Gorilla, My Love
Toni Cade Bambara
First published 1960
I first read this collection of short stories when I was in college, back in the late 1980s. It stunned me so deeply, I’ve remembered it—especially the title story—for decades. I should write a letter of thanks to the college professor who first turned me on to it, but I no longer remember who it was. Well, I’m sending thanks out to the universe, anyway, because the stories of Gorilla, My Love by Toni Cade Bambara have rumbled around my head, flavoring everything I’ve written and everything I’ve read since.
Fifteen short stories, each told in the first-person voice of a different character (or sometimes a 3rd-person limited omniscient, as if privy to the thoughts of a character), make up the collection. It feels as if all the characters are neighbors, all know each other, and are all talking smack about each other (though the collection isn’t set up that way).
What resonates most for me about these stories is, first, the voices and, second, the rhythm.
The voices seem so believably right. The title story, “Gorilla, My Love,” is told by a young girl (Hazel) who feels betrayed by the adults in her world. She goes with her brothers to see a film she thinks will be a gorilla movie (perhaps like King Kong, but even better), but is furious to find out she (and the entire audience of rowdy kids) has been tricked. “So the movie come on,” the narrator says, “and right away it’s this churchy music and clearly not about no gorilla. Bout Jesus. And I am ready to kill, not cause I got anything gainst Jesus. Just that when you fixed to watch a gorilla picture you don’t wanna get messed around with Sunday School stuff.” She and her brothers—and the whole audience—start a little popcorn-and-kicking riot, the harmless kind of tantrum one is inclined to throw in the face of powerlessness and betrayal.
Layered in an around this narrative is the story of the narrator’s loss of her Hunca Bubba, who gets married and starts going by his full proper Christian name (Johnathan Winston Vale). He’d promised, probably jokingly, to marry the narrator when she grew up, and was always the adult she could count on for friendship and understanding. Suddenly, he’s gone deep into the adult world and she’s left on the outside. Hazel has nobody but the other kids, all of them feeling the sting of the things adults promise but don’t really mean.
Every narrator’s voice feels true in this way, pulsing with the character’s needs, passions, anger. But it’s not a bitter collection in the least. It feels wistful. It feels true. It’s sometimes funny with a gentle, kind humor (the kind that doesn’t have to knock anybody down to make its mark).
As for the rhythm, I don’t simply mean the rhythm of the prose itself—though that is beautifully done. I remember when I was studying writing in college, and someone suggested to me that the major concern of poetry was at the level of the sentence and language, but the major concern of fiction was at the level of concept and story.
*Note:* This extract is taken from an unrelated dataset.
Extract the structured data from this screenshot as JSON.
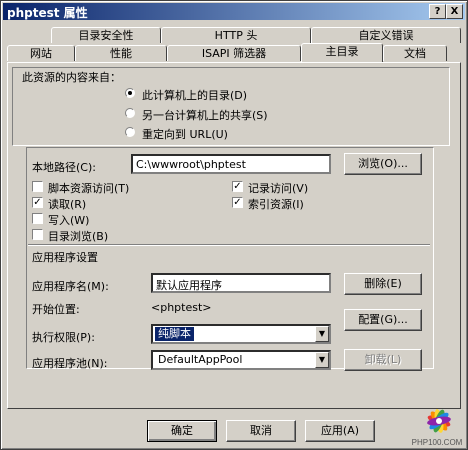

I still think that’s wrong—good poets and good fiction-writers should always be concerned with both the big picture and the details. The best fiction writers, I think, compose every line of prose as if it were a line of poetry, that carefully. In Gorilla, My Love, words matter.
What I mean by “rhythm” is both the language-level rhythm (which, here, is masterful) and the ig-picture rhythm. Each story opens, build and closes in a sigh or a scream. The stories of the collection build upon one another to make a greater picture, so that the final story, “The Johnson Girls,” takes some of its effect from the momentum built by the stories that came before it. The last line—“’Right,’ say Gail, and lights my cigarette”—doesn’t sound particularly important until you’ve been carried to it by the story, by the whole book. Ending the collection on this line, then gives it extra weight, and I usually break into tears at the resignation it suggests.
I mean, you kinda have to be there (read it) to get it.